In June 2012, Attorney General Eric HolderEric H. HolderOvernight Tech: Senate moving to kill FCC's internet privacy rules | Bill Gates pushes for foreign aid | Verizon, AT&T pull Google ads | Q&A with IBM's VP for cyber threat intel Uber leadership sticking by CEO Top Dems prep for future while out of the spotlight MORE became the first sitting Cabinet member found to be in contempt of Congress. The vote came after months of the Department of Justice (DOJ) refusing to turn over subpoenaed information about Operation Fast and Furious, which led the Obama administration’s bloodiest and deadliest scandal.
As a refresher, from 2009 to 2011, agents from the Bureau of Alcohol, Tobacco Firearms and Explosives (ATF), overseen by the DOJ, allowed known straw purchasers working for Mexican cartels to illegally buy thousands of firearms at U.S. gun shops. The ATF allowed those purchases to be illegally trafficked south of the border and into the hands of killers. The government lost track of most of the guns, and once in Mexico, they were used in an untold number of crimes. In December 2010, Border Patrol agent Brian Terry was killed by Mexican bandits in Rico Valley, Ariz, and guns found at his murder scene were from the Fast and Furious operation.
“I began asking questions about the shady operations of the ATF and its ‘gunwalking’ operations more than six years ago. Congress is still in litigation regarding Fast and Furious to understand the full extent of what happened and how the Obama administration attempted to avoid congressional oversight, and now four and a half years after my request for an IG investigation, we’re finally learning more from the inspector general about another botched operation,” Senate Judiciary Committee Chairman Chuck GrassleyChuck GrassleyGOP senators pitch alternatives after House pulls ObamaCare repeal bill Friends, foes spar in fight on Trump’s Supreme Court nominee Live coverage: Day three of Supreme Court nominee hearing MORE (R-Iowa) said.
“Sadly, the information provided by whistleblowers appears to be proven true once again. ATF did indeed fail to seize illegal firearms that later turned up at a crime scene in Mexico, trafficked by the same suspects who had previously sold two firearms used in the Feb. 15, 2011, attack on U.S. Immigration and Customs Enforcement in Mexico. The circumstances look all too familiar and seem to be part of a pattern of recklessness that failed to recognize the consequences of allowing firearms to get in the hands of the cartels,” he continued.
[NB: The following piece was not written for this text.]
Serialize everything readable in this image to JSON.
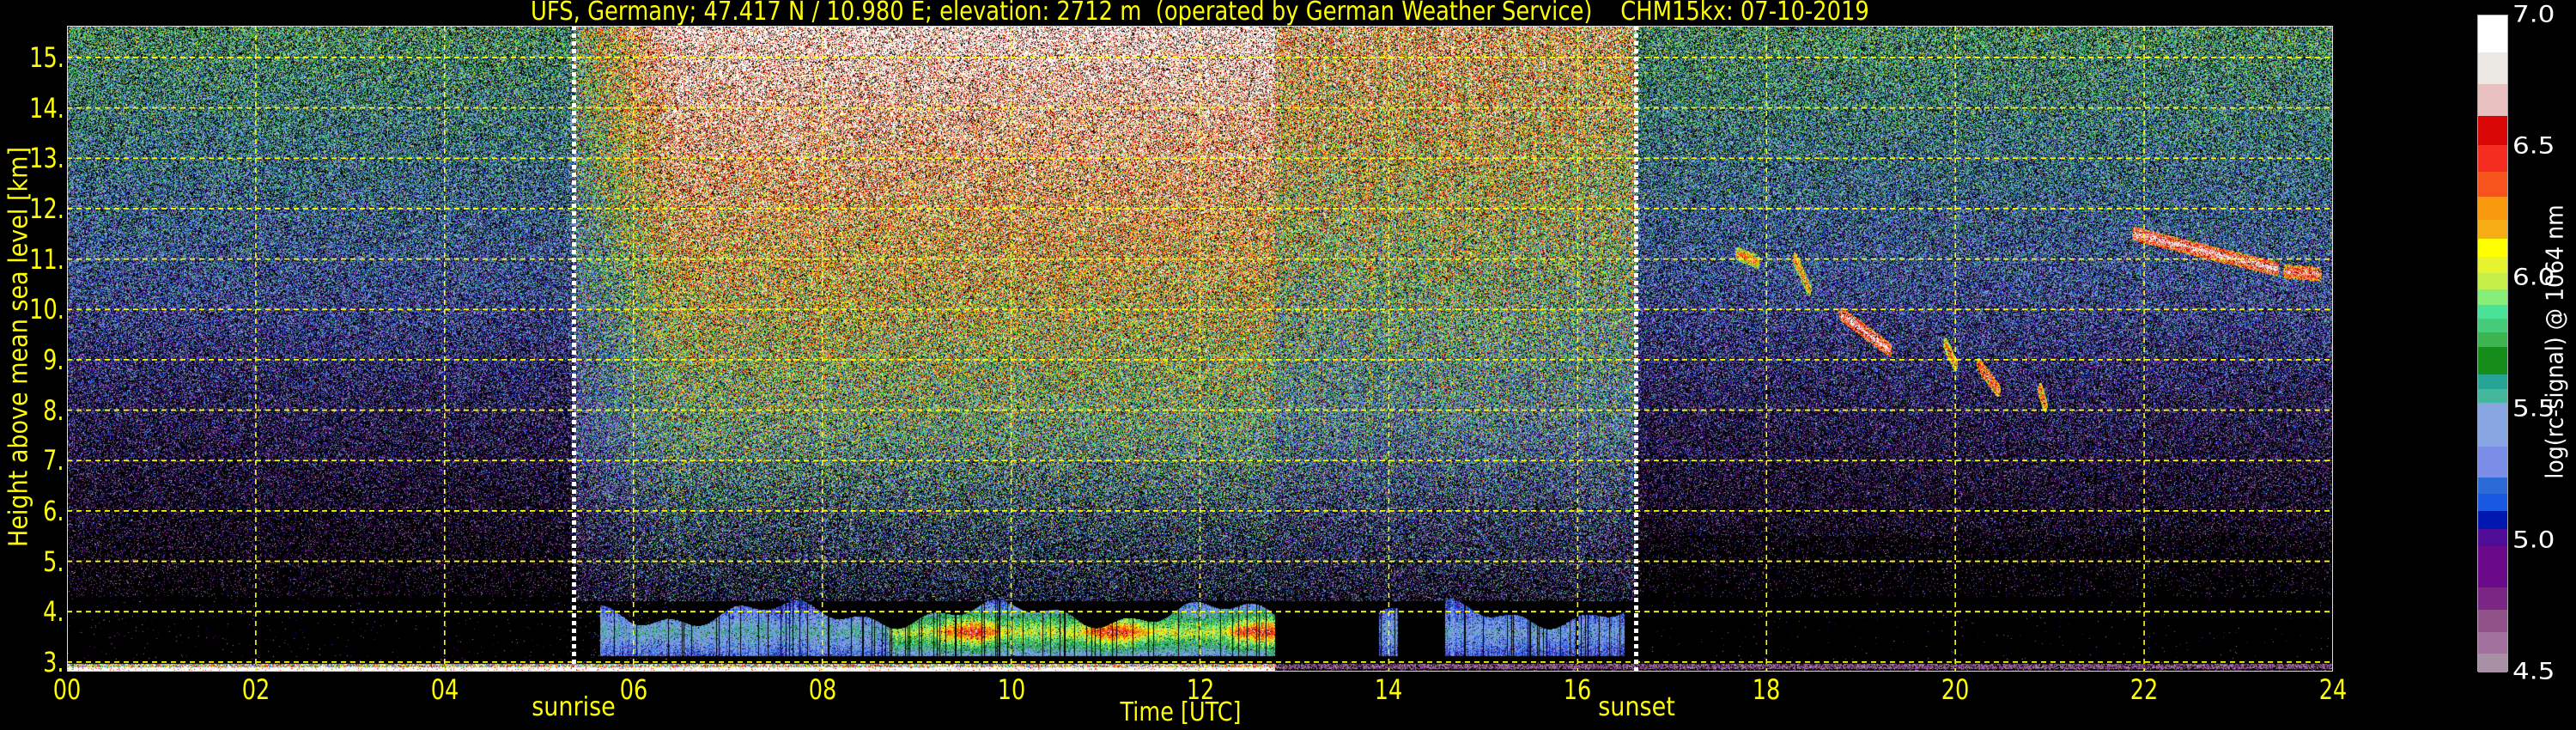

As the stonewalling of the Obama era begins to fade away, opportunities to finally bring accountability to a rogue agency are presenting themselves.
Last week, House Oversight and Government Reform Committee Chairman Jason ChaffetzJason ChaffetzSecret Service agents set for discipline after fence-jumping incident: report Overnight Cybersecurity: House Intel chair says surveillance collected on Trump transition team House Oversight grills law enforcement on facial recognition tech MORE (R-Utah) held a hearing to essentially reopen the investigation into previous gunrunning practices with a goal of holding those responsible for the bad tactics accountable. After all, when agents Terry and Zapata were murdered, the only people who suffered any consequences were brave whistleblowers who courageously exposed the truth. ATF supervisors saw fake accountability and were simply shifted around the agency. In some instances, they were promoted.
“We’re here today to talk about ATF’s failures in the death of ICE agent Jaime Zapata. You know, there’s nothing more difficult than dealing with a person who puts their life on the line for the United States of America and they get killed doing it. They lose their life. The Zapata family deserves some answers,” Chaffetz said.
“Today we want to examine ATF’s past practices with respect to investigating straw purchasers and firearms trafficking cases. We’ve had the ATF here on a couple different occasions dealing with these issues, and yet we are concerned that these problems are still happening,” he continued. “ATF must enforce the existing laws and aggressively stop illegally purchased and possessed firearms.”
In true ATF fashion, three subpoenaed supervisors refused to show up.
“We invited ATF Deputy Director Ronald Turk and special agent in charge William Temple to testify today because they can provide some of the answers the Zapata family and the public deserve,” Chaffetz said, looking toward the empty seats. “You’ll notice that there are five seats there, and only two have bothered to show up. You know, when Congress — certainly the Oversight Committee — invites you to testify, it’s not optional. It’s not an exercise of whether or not it’s convenient. They will show up.”
The Obama administration as a whole is in the rearview mirror, but much of the corruption remains.
The family of Jaime Zapata and Brian Terry not only deserve answers, they deserve accountability. Further, ATF whistleblowers whose lives were turned upside down for telling the truth and exposing the government’s illegal gun trafficking deserve vindication and justice.
Pavlich is the editor for Townhall.com and a Fox News contributor.
The views expressed by this author are their own and are not the views of The Hill.